Artisan Partners

mayan hands artisan partners

Mayan Hands works with 17 cooperatives, about 200 women, living in different areas of the Guatemalan highlands. The women speak one of these four Mayan languages: K’iche’, Kaqchikel, Tz’utujil, or Achí. The number of women in each group ranges from 5 to 21. Some of the groups have been working with us for as long as Mayan Hands has existed, more than 30 years, some only for a few years. Some have been referred to us by other organizations, some have come to us in their quest to find opportunities to market their products. From our beginning in textiles, Mayan Hands now has expanded to work with other kinds of materials and created different lines of products, including felted wool items, pine needle baskets and, more recently, jewelry.

Since our inception, Mayan Hands has worked with women. It is well known that the income of a woman goes to sustain her family and support her local community. However Mayan women have even fewer opportunities to earn a living than their male counterparts due to the discrimination they experience because they are women. For a long time, Mayan girls did not go to school or went only for a few years and, as a result, are limited by their illiteracy and their inability to speak Spanish, the official language of Guatemala.

The back-strap loom, the most ancient and sophisticated weaving tradition in Guatemala, is exclusively used by women. The back-strap loom has been critical to the survival of Mayan culture through the centuries. Since our earliest days, Mayan Hands wanted to support this cultural treasure.

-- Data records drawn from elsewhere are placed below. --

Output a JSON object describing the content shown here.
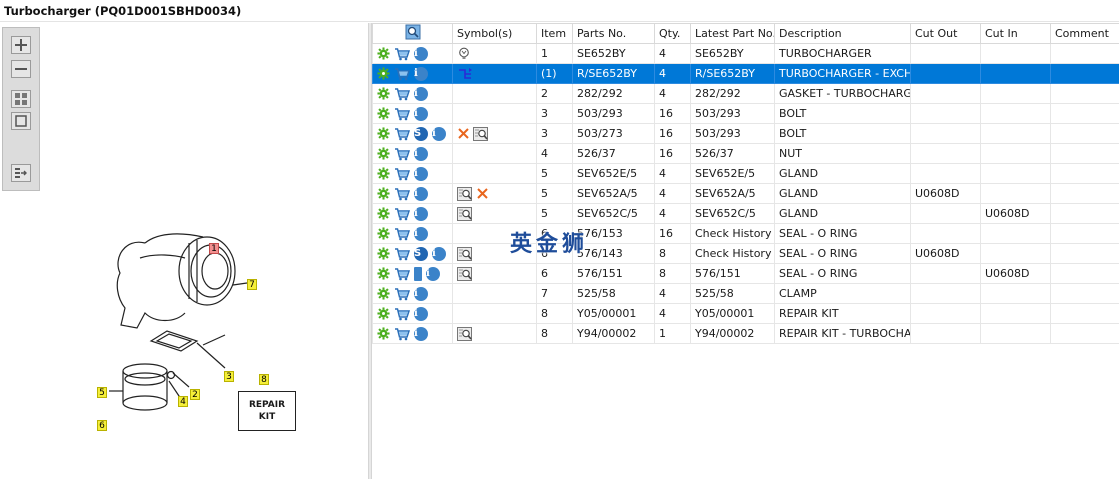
{
  "window": {
    "title": "Turbocharger (PQ01D001SBHD0034)"
  },
  "watermark": "英金狮",
  "toolbar": [
    {
      "name": "zoom-in-button",
      "icon": "zoom-in-icon"
    },
    {
      "name": "zoom-out-button",
      "icon": "zoom-out-icon"
    },
    {
      "name": "fit-all-button",
      "icon": "grid-icon"
    },
    {
      "name": "actual-size-button",
      "icon": "square-icon"
    },
    {
      "name": "export-button",
      "icon": "list-export-icon"
    }
  ],
  "diagram": {
    "callouts": [
      "1",
      "2",
      "3",
      "4",
      "5",
      "6",
      "7",
      "8"
    ],
    "repair_kit_label_line1": "REPAIR",
    "repair_kit_label_line2": "KIT"
  },
  "table": {
    "columns": [
      "",
      "Symbol(s)",
      "Item",
      "Parts No.",
      "Qty.",
      "Latest Part No.",
      "Description",
      "Cut Out",
      "Cut In",
      "Comment"
    ],
    "rows": [
      {
        "actions": [
          "gear",
          "cart",
          "info"
        ],
        "symbols": [
          "lamp"
        ],
        "item": "1",
        "part_no": "SE652BY",
        "qty": "4",
        "latest": "SE652BY",
        "desc": "TURBOCHARGER",
        "cut_out": "",
        "cut_in": "",
        "comment": ""
      },
      {
        "actions": [
          "gear",
          "cart",
          "info"
        ],
        "symbols": [
          "tree"
        ],
        "item": "(1)",
        "part_no": "R/SE652BY",
        "qty": "4",
        "latest": "R/SE652BY",
        "desc": "TURBOCHARGER - EXCHA",
        "cut_out": "",
        "cut_in": "",
        "comment": "",
        "selected": true
      },
      {
        "actions": [
          "gear",
          "cart",
          "info"
        ],
        "symbols": [],
        "item": "2",
        "part_no": "282/292",
        "qty": "4",
        "latest": "282/292",
        "desc": "GASKET - TURBOCHARGEF",
        "cut_out": "",
        "cut_in": "",
        "comment": ""
      },
      {
        "actions": [
          "gear",
          "cart",
          "info"
        ],
        "symbols": [],
        "item": "3",
        "part_no": "503/293",
        "qty": "16",
        "latest": "503/293",
        "desc": "BOLT",
        "cut_out": "",
        "cut_in": "",
        "comment": ""
      },
      {
        "actions": [
          "gear",
          "cart",
          "s",
          "info"
        ],
        "symbols": [
          "cross",
          "magnifier"
        ],
        "item": "3",
        "part_no": "503/273",
        "qty": "16",
        "latest": "503/293",
        "desc": "BOLT",
        "cut_out": "",
        "cut_in": "",
        "comment": ""
      },
      {
        "actions": [
          "gear",
          "cart",
          "info"
        ],
        "symbols": [],
        "item": "4",
        "part_no": "526/37",
        "qty": "16",
        "latest": "526/37",
        "desc": "NUT",
        "cut_out": "",
        "cut_in": "",
        "comment": ""
      },
      {
        "actions": [
          "gear",
          "cart",
          "info"
        ],
        "symbols": [],
        "item": "5",
        "part_no": "SEV652E/5",
        "qty": "4",
        "latest": "SEV652E/5",
        "desc": "GLAND",
        "cut_out": "",
        "cut_in": "",
        "comment": ""
      },
      {
        "actions": [
          "gear",
          "cart",
          "info"
        ],
        "symbols": [
          "magnifier",
          "cross"
        ],
        "item": "5",
        "part_no": "SEV652A/5",
        "qty": "4",
        "latest": "SEV652A/5",
        "desc": "GLAND",
        "cut_out": "U0608D",
        "cut_in": "",
        "comment": ""
      },
      {
        "actions": [
          "gear",
          "cart",
          "info"
        ],
        "symbols": [
          "magnifier"
        ],
        "item": "5",
        "part_no": "SEV652C/5",
        "qty": "4",
        "latest": "SEV652C/5",
        "desc": "GLAND",
        "cut_out": "",
        "cut_in": "U0608D",
        "comment": ""
      },
      {
        "actions": [
          "gear",
          "cart",
          "info"
        ],
        "symbols": [],
        "item": "6",
        "part_no": "576/153",
        "qty": "16",
        "latest": "Check History",
        "desc": "SEAL - O RING",
        "cut_out": "",
        "cut_in": "",
        "comment": ""
      },
      {
        "actions": [
          "gear",
          "cart",
          "s",
          "info"
        ],
        "symbols": [
          "magnifier"
        ],
        "item": "6",
        "part_no": "576/143",
        "qty": "8",
        "latest": "Check History",
        "desc": "SEAL - O RING",
        "cut_out": "U0608D",
        "cut_in": "",
        "comment": ""
      },
      {
        "actions": [
          "gear",
          "cart",
          "book",
          "info"
        ],
        "symbols": [
          "magnifier"
        ],
        "item": "6",
        "part_no": "576/151",
        "qty": "8",
        "latest": "576/151",
        "desc": "SEAL - O RING",
        "cut_out": "",
        "cut_in": "U0608D",
        "comment": ""
      },
      {
        "actions": [
          "gear",
          "cart",
          "info"
        ],
        "symbols": [],
        "item": "7",
        "part_no": "525/58",
        "qty": "4",
        "latest": "525/58",
        "desc": "CLAMP",
        "cut_out": "",
        "cut_in": "",
        "comment": ""
      },
      {
        "actions": [
          "gear",
          "cart",
          "info"
        ],
        "symbols": [],
        "item": "8",
        "part_no": "Y05/00001",
        "qty": "4",
        "latest": "Y05/00001",
        "desc": "REPAIR KIT",
        "cut_out": "",
        "cut_in": "",
        "comment": ""
      },
      {
        "actions": [
          "gear",
          "cart",
          "info"
        ],
        "symbols": [
          "magnifier"
        ],
        "item": "8",
        "part_no": "Y94/00002",
        "qty": "1",
        "latest": "Y94/00002",
        "desc": "REPAIR KIT - TURBOCHAR(",
        "cut_out": "",
        "cut_in": "",
        "comment": ""
      }
    ]
  },
  "colors": {
    "selection": "#0078d7",
    "gear": "#4caf1e",
    "cart": "#2b6fb8",
    "info": "#3b83c9",
    "cross": "#e8661e"
  }
}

A necessary condition to work with Mayan Hands is that the women be part of a group or cooperative. Working with a democratically organized group, rather than with individuals, is the best way to ensure that income is fairly distributed among all artisans and allows members to participate in decisions about their work. Coop members share skills and expertise, encourage one another and enjoy the mutual support. Each coop elects a junta (a board of directors) and also selects a group leader who coordinates the group’s operation and helps the members with questions or concerns. 

While each Mayan Hands artisan partner group has its own story and personality, there are some things that their members all share. They live in rural areas, mostly in small villages, in adobe houses with outhouses, running water in the pila (outdoor concrete sink used for everything), and electricity. The groups consist of women of all ages, from their early twenties to their fifties and sixties, and they are single, married, or widowed. The women fit their work for Mayan Hands into their daily routines of cooking for their families, caring for children, and tending their milpas (corn, beans and squash crops) and animals. 

In the thirty years of partnering with Mayan Hands, the women never have shied away from giving their all to improve their work and expand their opportunities in the market. They show creativity, diligence and perseverance as they learn new techniques, create new possibilities, and embark in the painstaking processes of their craft. They assume leadership roles, learn business skills, and support one another along the way. They work hard to accomplish their goal: the dignity of making a living and supporting their family.